* WORK ORDER: An exact copy of every record, with no pictures, please.

(Records from a data source)

------------------------------------------------------------

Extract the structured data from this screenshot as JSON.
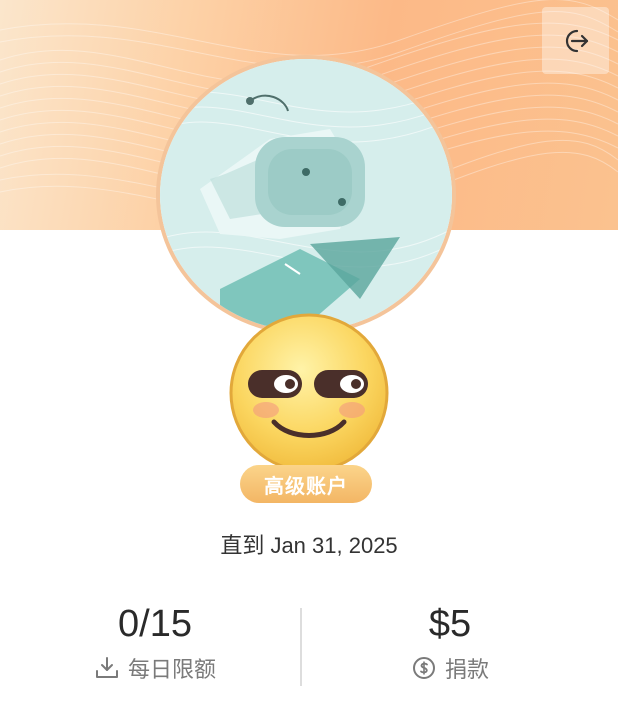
{
  "header": {
    "logout_icon": "logout-icon"
  },
  "profile": {
    "avatar_icon": "robot-reading-avatar",
    "tier_emoji": "smirking-face-emoji",
    "tier_badge": "高级账户",
    "expiry_text": "直到 Jan 31, 2025"
  },
  "stats": {
    "daily_limit": {
      "value": "0/15",
      "label": "每日限额",
      "icon": "download-icon"
    },
    "donation": {
      "value": "$5",
      "label": "捐款",
      "icon": "dollar-circle-icon"
    }
  },
  "colors": {
    "banner": "#fcb987",
    "badge": "#f3b665",
    "avatar_bg": "#cfe9e8",
    "ring": "#f4c49a"
  }
}
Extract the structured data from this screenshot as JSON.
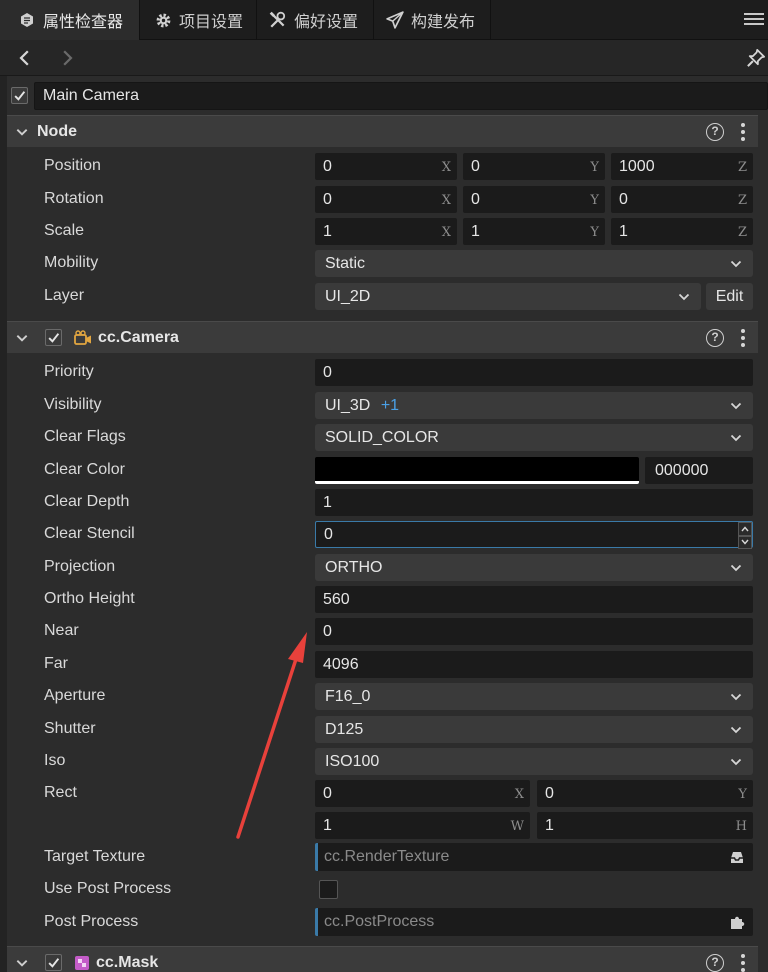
{
  "tabs": [
    {
      "label": "属性检查器",
      "icon": "inspector-icon"
    },
    {
      "label": "项目设置",
      "icon": "gear-icon"
    },
    {
      "label": "偏好设置",
      "icon": "tools-icon"
    },
    {
      "label": "构建发布",
      "icon": "send-icon"
    }
  ],
  "node": {
    "name": "Main Camera",
    "enabled": true
  },
  "node_section": {
    "title": "Node",
    "position": {
      "label": "Position",
      "x": "0",
      "y": "0",
      "z": "1000"
    },
    "rotation": {
      "label": "Rotation",
      "x": "0",
      "y": "0",
      "z": "0"
    },
    "scale": {
      "label": "Scale",
      "x": "1",
      "y": "1",
      "z": "1"
    },
    "mobility": {
      "label": "Mobility",
      "value": "Static"
    },
    "layer": {
      "label": "Layer",
      "value": "UI_2D",
      "edit": "Edit"
    }
  },
  "axes": {
    "x": "X",
    "y": "Y",
    "z": "Z",
    "w": "W",
    "h": "H"
  },
  "camera_section": {
    "title": "cc.Camera",
    "priority": {
      "label": "Priority",
      "value": "0"
    },
    "visibility": {
      "label": "Visibility",
      "value": "UI_3D",
      "extra": "+1"
    },
    "clear_flags": {
      "label": "Clear Flags",
      "value": "SOLID_COLOR"
    },
    "clear_color": {
      "label": "Clear Color",
      "hex": "000000",
      "swatch": "#000000"
    },
    "clear_depth": {
      "label": "Clear Depth",
      "value": "1"
    },
    "clear_stencil": {
      "label": "Clear Stencil",
      "value": "0"
    },
    "projection": {
      "label": "Projection",
      "value": "ORTHO"
    },
    "ortho_height": {
      "label": "Ortho Height",
      "value": "560"
    },
    "near": {
      "label": "Near",
      "value": "0"
    },
    "far": {
      "label": "Far",
      "value": "4096"
    },
    "aperture": {
      "label": "Aperture",
      "value": "F16_0"
    },
    "shutter": {
      "label": "Shutter",
      "value": "D125"
    },
    "iso": {
      "label": "Iso",
      "value": "ISO100"
    },
    "rect": {
      "label": "Rect",
      "x": "0",
      "y": "0",
      "w": "1",
      "h": "1"
    },
    "target_texture": {
      "label": "Target Texture",
      "placeholder": "cc.RenderTexture"
    },
    "use_post_process": {
      "label": "Use Post Process",
      "checked": false
    },
    "post_process": {
      "label": "Post Process",
      "placeholder": "cc.PostProcess"
    }
  },
  "mask_section": {
    "title": "cc.Mask"
  },
  "colors": {
    "accent": "#4aa0e6",
    "arrow": "#e8413b",
    "focus": "#3a7aa8"
  }
}
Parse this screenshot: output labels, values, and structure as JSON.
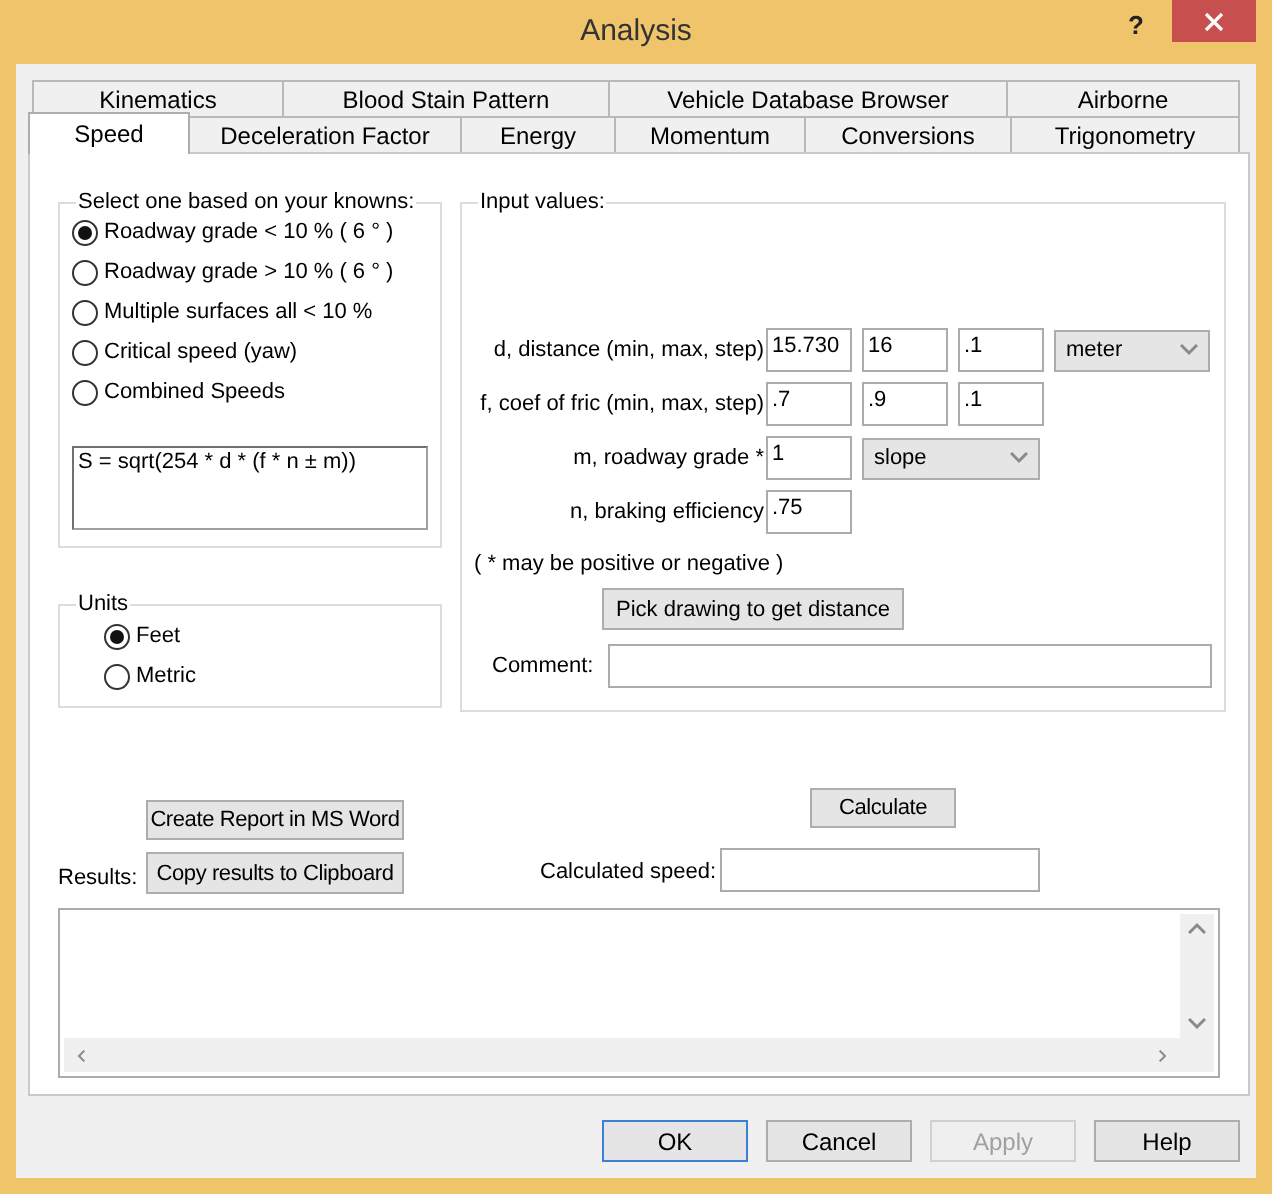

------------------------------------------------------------

* OUTPUT OF THE EXERCISE:
Extract the structured data from this screenshot as JSON.
{
  "header": {
    "logout_icon": "logout-icon"
  },
  "profile": {
    "avatar_icon": "robot-reading-avatar",
    "tier_emoji": "smirking-face-emoji",
    "tier_badge": "高级账户",
    "expiry_text": "直到 Jan 31, 2025"
  },
  "stats": {
    "daily_limit": {
      "value": "0/15",
      "label": "每日限额",
      "icon": "download-icon"
    },
    "donation": {
      "value": "$5",
      "label": "捐款",
      "icon": "dollar-circle-icon"
    }
  },
  "colors": {
    "banner": "#fcb987",
    "badge": "#f3b665",
    "avatar_bg": "#cfe9e8",
    "ring": "#f4c49a"
  }
}
Extract the structured data from this screenshot as JSON.
{
  "tabs": [
    {
      "label": "属性检查器",
      "icon": "inspector-icon"
    },
    {
      "label": "项目设置",
      "icon": "gear-icon"
    },
    {
      "label": "偏好设置",
      "icon": "tools-icon"
    },
    {
      "label": "构建发布",
      "icon": "send-icon"
    }
  ],
  "node": {
    "name": "Main Camera",
    "enabled": true
  },
  "node_section": {
    "title": "Node",
    "position": {
      "label": "Position",
      "x": "0",
      "y": "0",
      "z": "1000"
    },
    "rotation": {
      "label": "Rotation",
      "x": "0",
      "y": "0",
      "z": "0"
    },
    "scale": {
      "label": "Scale",
      "x": "1",
      "y": "1",
      "z": "1"
    },
    "mobility": {
      "label": "Mobility",
      "value": "Static"
    },
    "layer": {
      "label": "Layer",
      "value": "UI_2D",
      "edit": "Edit"
    }
  },
  "axes": {
    "x": "X",
    "y": "Y",
    "z": "Z",
    "w": "W",
    "h": "H"
  },
  "camera_section": {
    "title": "cc.Camera",
    "priority": {
      "label": "Priority",
      "value": "0"
    },
    "visibility": {
      "label": "Visibility",
      "value": "UI_3D",
      "extra": "+1"
    },
    "clear_flags": {
      "label": "Clear Flags",
      "value": "SOLID_COLOR"
    },
    "clear_color": {
      "label": "Clear Color",
      "hex": "000000",
      "swatch": "#000000"
    },
    "clear_depth": {
      "label": "Clear Depth",
      "value": "1"
    },
    "clear_stencil": {
      "label": "Clear Stencil",
      "value": "0"
    },
    "projection": {
      "label": "Projection",
      "value": "ORTHO"
    },
    "ortho_height": {
      "label": "Ortho Height",
      "value": "560"
    },
    "near": {
      "label": "Near",
      "value": "0"
    },
    "far": {
      "label": "Far",
      "value": "4096"
    },
    "aperture": {
      "label": "Aperture",
      "value": "F16_0"
    },
    "shutter": {
      "label": "Shutter",
      "value": "D125"
    },
    "iso": {
      "label": "Iso",
      "value": "ISO100"
    },
    "rect": {
      "label": "Rect",
      "x": "0",
      "y": "0",
      "w": "1",
      "h": "1"
    },
    "target_texture": {
      "label": "Target Texture",
      "placeholder": "cc.RenderTexture"
    },
    "use_post_process": {
      "label": "Use Post Process",
      "checked": false
    },
    "post_process": {
      "label": "Post Process",
      "placeholder": "cc.PostProcess"
    }
  },
  "mask_section": {
    "title": "cc.Mask"
  },
  "colors": {
    "accent": "#4aa0e6",
    "arrow": "#e8413b",
    "focus": "#3a7aa8"
  }
}
Parse this screenshot: output labels, values, and structure as JSON.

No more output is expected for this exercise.